### HOW TO COMPLETE THIS TASK:
Which of the lines below include the word "message"? Pull each one out.

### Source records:
>>>

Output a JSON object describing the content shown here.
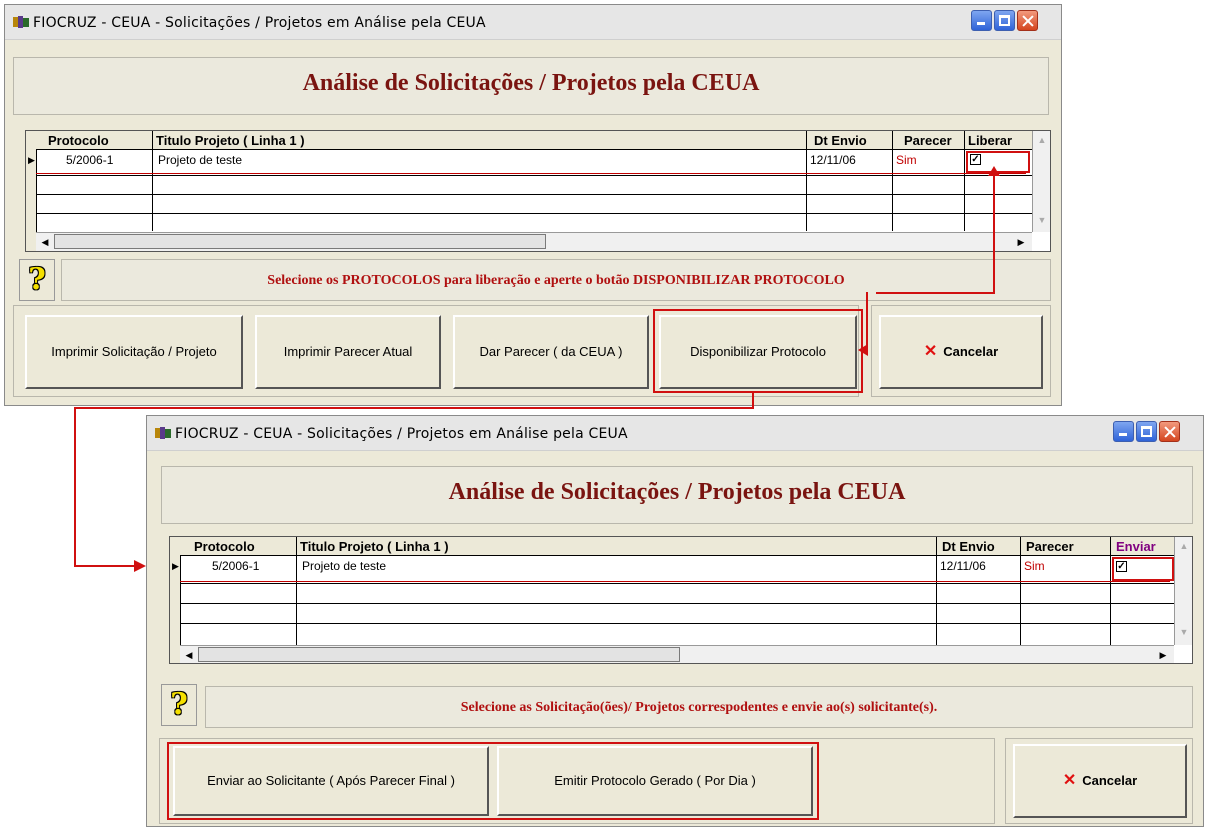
{
  "window_top": {
    "title": "FIOCRUZ - CEUA - Solicitações / Projetos em Análise pela CEUA",
    "heading": "Análise de Solicitações / Projetos pela CEUA",
    "columns": [
      "Protocolo",
      "Titulo Projeto ( Linha 1 )",
      "Dt Envio",
      "Parecer",
      "Liberar"
    ],
    "row": {
      "protocolo": "5/2006-1",
      "titulo": "Projeto de teste",
      "dt_envio": "12/11/06",
      "parecer": "Sim",
      "checked": true
    },
    "message": "Selecione os PROTOCOLOS para liberação e aperte o botão DISPONIBILIZAR PROTOCOLO",
    "buttons": {
      "imprimir_solicitacao": "Imprimir Solicitação / Projeto",
      "imprimir_parecer": "Imprimir Parecer Atual",
      "dar_parecer": "Dar Parecer  ( da CEUA )",
      "disponibilizar": "Disponibilizar Protocolo",
      "cancelar": "Cancelar"
    }
  },
  "window_bottom": {
    "title": "FIOCRUZ - CEUA - Solicitações / Projetos em Análise pela CEUA",
    "heading": "Análise de Solicitações / Projetos pela CEUA",
    "columns": [
      "Protocolo",
      "Titulo Projeto ( Linha 1 )",
      "Dt Envio",
      "Parecer",
      "Enviar"
    ],
    "row": {
      "protocolo": "5/2006-1",
      "titulo": "Projeto de teste",
      "dt_envio": "12/11/06",
      "parecer": "Sim",
      "checked": true
    },
    "message": "Selecione as Solicitação(ões)/ Projetos correspodentes e envie ao(s) solicitante(s).",
    "buttons": {
      "enviar_solicitante": "Enviar ao Solicitante ( Após Parecer Final )",
      "emitir_protocolo": "Emitir Protocolo Gerado ( Por Dia )",
      "cancelar": "Cancelar"
    }
  },
  "colors": {
    "heading": "#7a1410",
    "message": "#b01010",
    "annotation": "#d01010",
    "parecer_value": "#c00000",
    "enviar_header": "#800080"
  }
}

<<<

### REPLY:
    "message": "Selecione os PROTOCOLOS para liberação e aperte o botão DISPONIBILIZAR PROTOCOLO",
    "message": "Selecione as Solicitação(ões)/ Projetos correspodentes e envie ao(s) solicitante(s).",
    "message": "#b01010",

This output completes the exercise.